Monday, 17 June 2013
Friday, 14 June 2013
Thursday, 13 June 2013
Tuesday, 11 June 2013
The USGA and The R&A have prepared a detailed report to explain the reasons for the decision to adopt Rule 14-1b. It explains why freely swinging the entire club is the essence of the traditional method of stroke, and why anchoring is a substantially different form of stroke that may alter and diminish the fundamental challenges of the game.
It points out that the Rule 14-1b still allows for the continued use of all conforming golf clubs, including belly-length and long putters, provided such clubs are not anchored during a stroke.
The report concludes that the new Rule should not adversely affect participation in the game, and that it will remove concerns about any potential advantage that anchoring provides.
In making a stroke, the player must not anchor the club, either “directly” or by use of an “anchor point.”
Note 1: The club is anchored “directly” when the player intentionally holds the club or a gripping hand in contact with any part of his body, except that the player may hold the club or a gripping hand against a hand or forearm.

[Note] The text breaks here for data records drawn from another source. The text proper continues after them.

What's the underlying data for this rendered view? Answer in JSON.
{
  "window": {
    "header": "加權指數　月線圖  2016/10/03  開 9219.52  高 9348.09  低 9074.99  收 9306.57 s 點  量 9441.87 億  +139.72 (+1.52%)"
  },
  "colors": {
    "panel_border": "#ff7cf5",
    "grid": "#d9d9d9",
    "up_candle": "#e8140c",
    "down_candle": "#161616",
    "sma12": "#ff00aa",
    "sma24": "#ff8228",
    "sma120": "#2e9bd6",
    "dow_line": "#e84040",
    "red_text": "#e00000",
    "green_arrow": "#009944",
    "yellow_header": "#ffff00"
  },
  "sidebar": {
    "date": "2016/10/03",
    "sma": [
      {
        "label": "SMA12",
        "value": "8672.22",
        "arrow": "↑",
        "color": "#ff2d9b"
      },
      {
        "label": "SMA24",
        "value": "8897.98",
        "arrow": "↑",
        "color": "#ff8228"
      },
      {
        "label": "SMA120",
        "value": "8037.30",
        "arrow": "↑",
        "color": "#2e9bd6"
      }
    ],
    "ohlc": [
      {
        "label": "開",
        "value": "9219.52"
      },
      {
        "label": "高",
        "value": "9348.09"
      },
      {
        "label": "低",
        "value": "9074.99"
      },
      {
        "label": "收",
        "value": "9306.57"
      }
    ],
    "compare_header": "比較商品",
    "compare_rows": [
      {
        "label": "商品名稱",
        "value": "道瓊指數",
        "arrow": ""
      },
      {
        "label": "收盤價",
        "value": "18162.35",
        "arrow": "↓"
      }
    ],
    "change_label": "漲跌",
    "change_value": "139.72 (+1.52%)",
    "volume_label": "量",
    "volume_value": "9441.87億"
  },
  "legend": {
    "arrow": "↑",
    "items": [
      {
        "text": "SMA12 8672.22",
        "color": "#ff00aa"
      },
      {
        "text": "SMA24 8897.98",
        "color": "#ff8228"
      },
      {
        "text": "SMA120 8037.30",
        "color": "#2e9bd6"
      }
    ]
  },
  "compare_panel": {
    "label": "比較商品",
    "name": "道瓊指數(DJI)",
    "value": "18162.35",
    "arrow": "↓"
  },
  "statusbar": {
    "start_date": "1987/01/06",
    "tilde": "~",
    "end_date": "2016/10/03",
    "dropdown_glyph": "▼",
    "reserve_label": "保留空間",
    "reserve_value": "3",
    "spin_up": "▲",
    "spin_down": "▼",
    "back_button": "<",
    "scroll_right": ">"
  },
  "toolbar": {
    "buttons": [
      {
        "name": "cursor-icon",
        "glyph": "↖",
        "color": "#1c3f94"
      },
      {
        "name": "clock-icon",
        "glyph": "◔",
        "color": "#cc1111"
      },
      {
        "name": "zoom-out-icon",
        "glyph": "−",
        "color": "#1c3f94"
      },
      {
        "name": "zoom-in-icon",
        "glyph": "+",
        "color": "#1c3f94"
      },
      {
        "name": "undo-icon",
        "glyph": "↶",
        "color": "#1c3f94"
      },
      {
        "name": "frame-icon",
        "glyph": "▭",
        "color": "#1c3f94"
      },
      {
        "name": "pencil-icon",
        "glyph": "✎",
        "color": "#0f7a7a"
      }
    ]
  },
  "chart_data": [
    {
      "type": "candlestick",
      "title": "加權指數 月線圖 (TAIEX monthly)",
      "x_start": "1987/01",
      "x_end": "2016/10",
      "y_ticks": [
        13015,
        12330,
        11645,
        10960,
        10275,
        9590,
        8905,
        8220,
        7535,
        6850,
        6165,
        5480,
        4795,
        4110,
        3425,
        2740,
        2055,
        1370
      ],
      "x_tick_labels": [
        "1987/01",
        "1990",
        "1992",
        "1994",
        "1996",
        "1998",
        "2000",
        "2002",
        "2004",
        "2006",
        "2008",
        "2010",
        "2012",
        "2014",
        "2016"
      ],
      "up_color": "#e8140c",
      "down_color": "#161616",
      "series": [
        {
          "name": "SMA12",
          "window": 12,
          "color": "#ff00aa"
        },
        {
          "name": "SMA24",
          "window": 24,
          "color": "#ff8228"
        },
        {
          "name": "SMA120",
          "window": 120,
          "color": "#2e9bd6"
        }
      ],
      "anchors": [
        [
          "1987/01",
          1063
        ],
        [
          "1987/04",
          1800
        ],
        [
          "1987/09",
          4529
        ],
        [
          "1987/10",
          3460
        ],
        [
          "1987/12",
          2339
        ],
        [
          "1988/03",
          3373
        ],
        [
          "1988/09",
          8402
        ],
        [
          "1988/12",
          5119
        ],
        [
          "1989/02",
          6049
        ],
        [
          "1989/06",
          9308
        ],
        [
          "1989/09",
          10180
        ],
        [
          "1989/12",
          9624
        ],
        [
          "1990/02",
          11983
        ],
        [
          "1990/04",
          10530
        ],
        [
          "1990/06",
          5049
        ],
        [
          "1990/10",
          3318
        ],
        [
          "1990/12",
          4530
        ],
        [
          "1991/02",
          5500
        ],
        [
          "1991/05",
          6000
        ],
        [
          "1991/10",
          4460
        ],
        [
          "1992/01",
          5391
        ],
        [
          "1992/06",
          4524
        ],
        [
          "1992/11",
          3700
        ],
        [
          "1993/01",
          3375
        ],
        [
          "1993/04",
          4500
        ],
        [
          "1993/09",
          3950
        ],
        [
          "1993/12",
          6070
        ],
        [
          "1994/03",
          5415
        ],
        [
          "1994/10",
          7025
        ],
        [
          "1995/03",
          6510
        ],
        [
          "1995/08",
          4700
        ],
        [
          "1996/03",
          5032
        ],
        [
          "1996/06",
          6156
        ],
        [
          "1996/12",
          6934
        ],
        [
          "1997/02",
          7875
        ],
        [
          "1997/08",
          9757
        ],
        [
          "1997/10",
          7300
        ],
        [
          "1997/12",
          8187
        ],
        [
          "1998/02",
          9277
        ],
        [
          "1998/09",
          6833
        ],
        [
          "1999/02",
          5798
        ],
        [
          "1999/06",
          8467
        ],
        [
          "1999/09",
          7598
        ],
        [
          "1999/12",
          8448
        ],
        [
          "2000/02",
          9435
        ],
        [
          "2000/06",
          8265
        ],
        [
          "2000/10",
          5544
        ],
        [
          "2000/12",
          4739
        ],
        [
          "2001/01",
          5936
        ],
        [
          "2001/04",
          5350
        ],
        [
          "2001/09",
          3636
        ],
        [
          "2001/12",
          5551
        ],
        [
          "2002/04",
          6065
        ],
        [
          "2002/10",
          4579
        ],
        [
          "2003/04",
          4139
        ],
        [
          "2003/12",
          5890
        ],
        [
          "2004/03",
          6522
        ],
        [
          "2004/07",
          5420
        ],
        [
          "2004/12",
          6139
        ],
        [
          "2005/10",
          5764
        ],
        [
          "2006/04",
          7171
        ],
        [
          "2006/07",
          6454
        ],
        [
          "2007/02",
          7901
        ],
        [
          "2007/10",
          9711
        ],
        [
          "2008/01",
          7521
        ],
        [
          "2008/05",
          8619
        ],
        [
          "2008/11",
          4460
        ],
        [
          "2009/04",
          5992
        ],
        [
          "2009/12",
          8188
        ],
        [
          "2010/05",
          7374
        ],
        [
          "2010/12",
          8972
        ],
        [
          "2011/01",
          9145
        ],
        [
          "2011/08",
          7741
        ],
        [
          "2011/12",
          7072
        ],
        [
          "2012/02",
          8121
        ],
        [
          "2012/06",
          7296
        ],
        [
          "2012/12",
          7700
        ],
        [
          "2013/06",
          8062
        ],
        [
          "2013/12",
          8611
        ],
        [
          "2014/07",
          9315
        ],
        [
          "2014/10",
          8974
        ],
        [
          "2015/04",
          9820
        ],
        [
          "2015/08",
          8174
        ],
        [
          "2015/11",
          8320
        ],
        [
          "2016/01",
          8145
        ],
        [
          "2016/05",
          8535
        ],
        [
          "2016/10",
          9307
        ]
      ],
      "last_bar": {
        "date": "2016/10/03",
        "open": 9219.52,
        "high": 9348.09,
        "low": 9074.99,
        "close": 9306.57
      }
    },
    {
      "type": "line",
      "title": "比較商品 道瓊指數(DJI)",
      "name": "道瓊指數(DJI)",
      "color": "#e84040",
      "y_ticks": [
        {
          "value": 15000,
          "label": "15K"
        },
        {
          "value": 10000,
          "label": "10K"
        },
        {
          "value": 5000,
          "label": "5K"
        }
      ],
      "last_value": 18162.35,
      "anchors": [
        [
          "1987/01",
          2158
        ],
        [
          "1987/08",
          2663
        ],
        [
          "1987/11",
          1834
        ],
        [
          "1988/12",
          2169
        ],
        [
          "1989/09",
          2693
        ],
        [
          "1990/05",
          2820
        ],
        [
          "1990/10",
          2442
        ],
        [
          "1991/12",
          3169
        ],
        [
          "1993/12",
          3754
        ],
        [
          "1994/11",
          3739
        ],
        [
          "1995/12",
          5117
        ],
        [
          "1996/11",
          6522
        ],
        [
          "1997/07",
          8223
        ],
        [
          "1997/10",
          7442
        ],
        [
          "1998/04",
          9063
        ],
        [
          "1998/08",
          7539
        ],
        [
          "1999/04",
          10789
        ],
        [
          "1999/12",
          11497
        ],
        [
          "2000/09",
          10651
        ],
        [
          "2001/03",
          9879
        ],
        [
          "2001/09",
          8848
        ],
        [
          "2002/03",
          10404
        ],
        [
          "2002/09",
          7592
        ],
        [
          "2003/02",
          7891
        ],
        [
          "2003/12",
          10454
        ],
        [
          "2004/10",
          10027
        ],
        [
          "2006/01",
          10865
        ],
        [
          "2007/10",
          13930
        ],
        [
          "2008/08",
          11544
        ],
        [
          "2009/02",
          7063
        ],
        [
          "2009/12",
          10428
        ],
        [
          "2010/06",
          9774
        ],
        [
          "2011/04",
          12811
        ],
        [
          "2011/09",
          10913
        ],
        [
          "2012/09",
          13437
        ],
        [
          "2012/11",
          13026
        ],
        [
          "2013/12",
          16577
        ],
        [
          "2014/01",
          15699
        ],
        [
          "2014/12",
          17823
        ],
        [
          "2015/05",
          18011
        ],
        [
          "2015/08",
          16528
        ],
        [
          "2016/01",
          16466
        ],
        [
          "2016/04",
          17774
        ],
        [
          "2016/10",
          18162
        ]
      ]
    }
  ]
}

Note 2: An “anchor point” exists when the player intentionally holds a forearm in contact with any part of his body to establish a gripping hand as a stable point around which the other hand may swing the club.